Ever heard the term “plant-based”?
If not, step out of the cave or else you’ll miss the revolution—at least according to a recent study cited by Innova Market Insights.
Plant-based food and beverages are not just a trend anymore, but are "definitely influencing almost every part of the food and beverage industry,” Tom Vierhile, vice president of strategic insights North America at Innova Market Insights, said in a recent presentation.
He described plant-based eating as “moving from trend to food revolution status” based on consumer surveys in Brazil, China, France, Germany, India, Indonesia, Mexico, Spain, the United Kingdom and the United States. The total respondent base was approximately 10,000.
Of particular interest was what the survey found about how people view plant-based dairy and meat alternatives—along with what constitutes “clean label” products.
First off, health concerns and taste drive trial and consumption of dairy and meat alternatives far more than people seeking vegan or vegetarian offerings. “The primary driver here is that consumers perceive these products to be healthier,” Vierhile noted.
So what did respondents consider “clean-label” to mean?
Thirty percent said it means products with no additives or preservatives, followed by no artificial colors (24%) and a claim of being “organic” (23%).

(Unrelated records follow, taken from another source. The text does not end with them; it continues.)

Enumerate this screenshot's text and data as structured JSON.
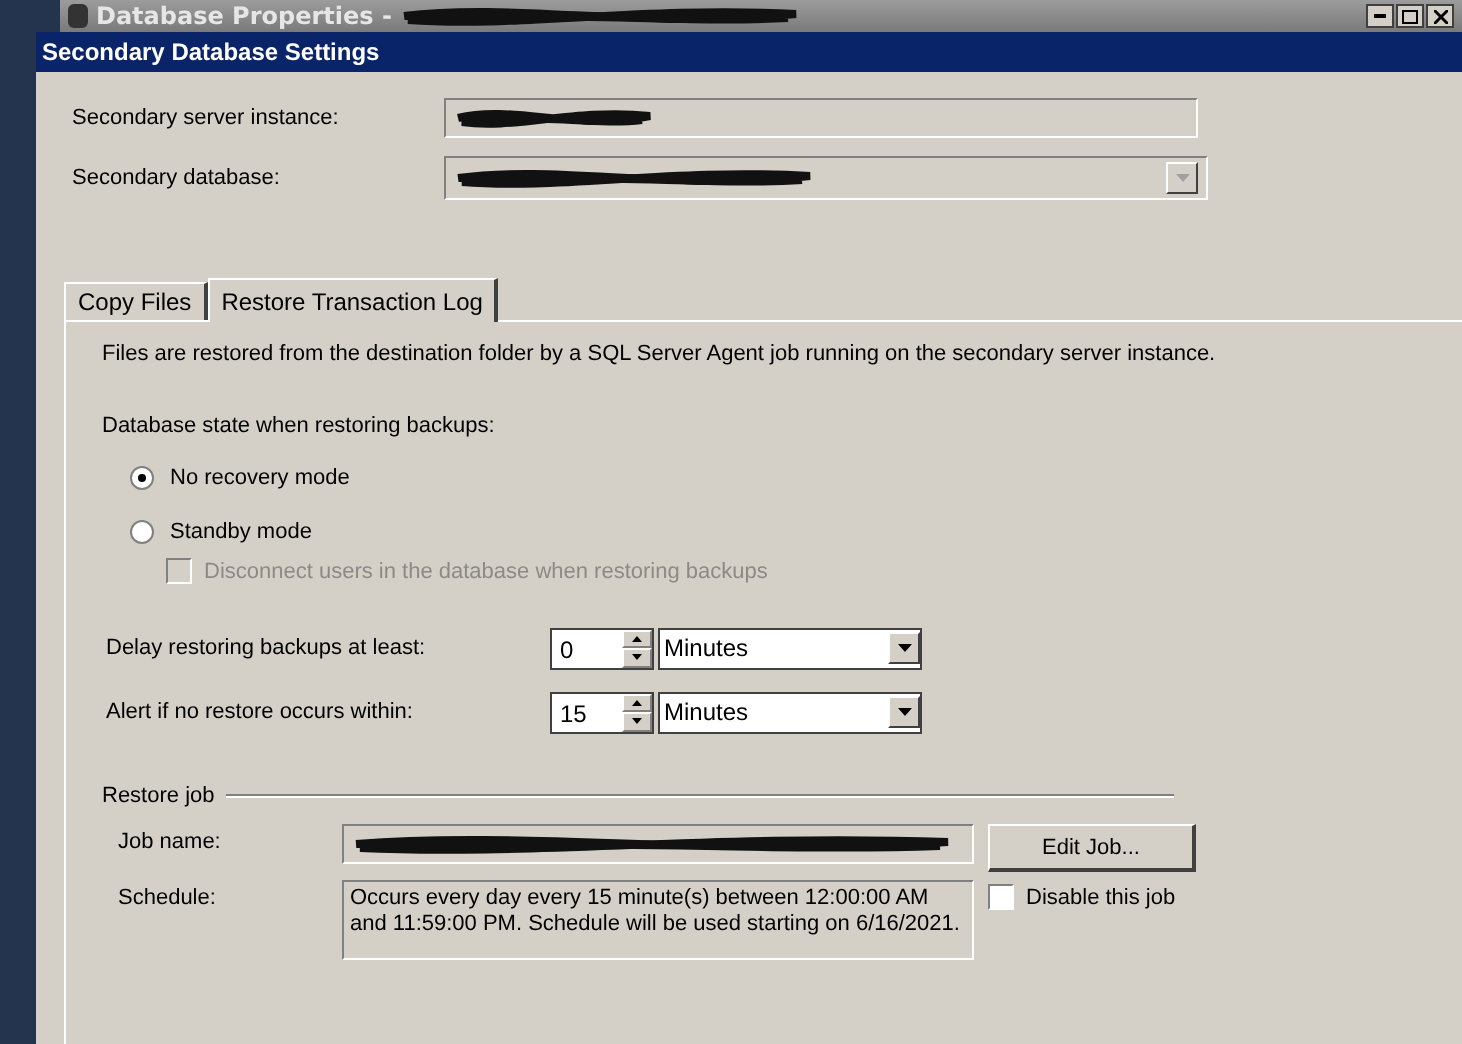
{
  "background_window": {
    "title": "Database Properties -"
  },
  "dialog": {
    "title": "Secondary Database Settings"
  },
  "fields": [
    {
      "label": "Secondary server instance:",
      "kind": "text"
    },
    {
      "label": "Secondary database:",
      "kind": "combo"
    }
  ],
  "tabs": [
    {
      "label": "Copy Files",
      "selected": false
    },
    {
      "label": "Restore Transaction Log",
      "selected": true
    }
  ],
  "description": "Files are restored from the destination folder by a SQL Server Agent job running on the secondary server instance.",
  "state_label": "Database state when restoring backups:",
  "modes": [
    {
      "label": "No recovery mode",
      "selected": true
    },
    {
      "label": "Standby mode",
      "selected": false
    }
  ],
  "disconnect": {
    "label": "Disconnect users in the database when restoring backups",
    "checked": false,
    "disabled": true
  },
  "timings": [
    {
      "label": "Delay restoring backups at least:",
      "value": "0",
      "unit": "Minutes"
    },
    {
      "label": "Alert if no restore occurs within:",
      "value": "15",
      "unit": "Minutes"
    }
  ],
  "restore_job": {
    "heading": "Restore job",
    "job_name_label": "Job name:",
    "edit_button": "Edit Job...",
    "schedule_label": "Schedule:",
    "schedule": "Occurs every day every 15 minute(s) between 12:00:00 AM and 11:59:00 PM. Schedule will be used starting on 6/16/2021.",
    "disable": {
      "label": "Disable this job",
      "checked": false
    }
  }
}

Also interesting are perceptions about the number and nature of ingredients found in beverages and food.
Two-thirds of survey respondents rated modified starch, the thickening agent xanthan gum, carrageenan (seaweed extracts) and vegetable starch-derived maltodextrin as being artificial.
“I think the takeaway here is that consumers are spending more time looking at ingredient lists, but are not familiar with many common ingredients in products that are not typical pantry type ingredients,” Vierhile tells Marketing Daily. “In the absence of knowing what these ingredients are—like carrageenan, for instance—they assume they are artificial.”
Ingredient simplicity is a particularly lofty goal for categories like sports nutrition drinks, according to Vierhile. It also extends into plant-based meat alternatives and is the subject of ongoing brand jousting.
Lightlife Foods called out competitors Beyond Meat and Impossible Foods for their ingredients in August via ads in major national and regional newspapers, as previously reported.
The ads cited Lightlife’s plant-based burger as having just 11 ingredients — down from 14 since a recent reformulation, and compared to almost twice that amount found in similar products from Beyond and Impossible.
Impossible responded by citing “false claims” about its ingredients. “All they can do is raise loony, bogus issues to try to sow uncertainty and doubt,” the company said of Lightlife.
Beyond issued this statement: “If Lightlife took the time to read through our ingredients, they would see that our food is made from simple, plant-based ingredients.”
Having been sold by Campbell Soup Co. just over a year ago, Bolthouse Farms just introduced plant-based protein keto beverages and plant-based refrigerated dressings—with more such launches planned for this fall.
Asked about what some might consider internecine, competitive squabbling, Bolthouse vice president of marketing A.J. Bernstein tells Marketing Daily: “While I can’t provide comment on what other companies are doing, I can say that we believe that communications from Bolthouse Farms and other plant-based companies only helps to raise awareness of plant-based options in the market.”
Not to be left out, Planterra Foods—which in June launched the OZO plant-based brand—recently took a full-page ad in The New York Times in which the company’s CEO, Darcey Macken, struck back at Lightlife.
Noting that “plant-based meats have been around for decades,” Macken wrote that “we’d be remiss if we didn’t take a moment to say thank you to Beyond Meat and Impossible Foods, who shined a light on this space and helped elevate it to where it is today.”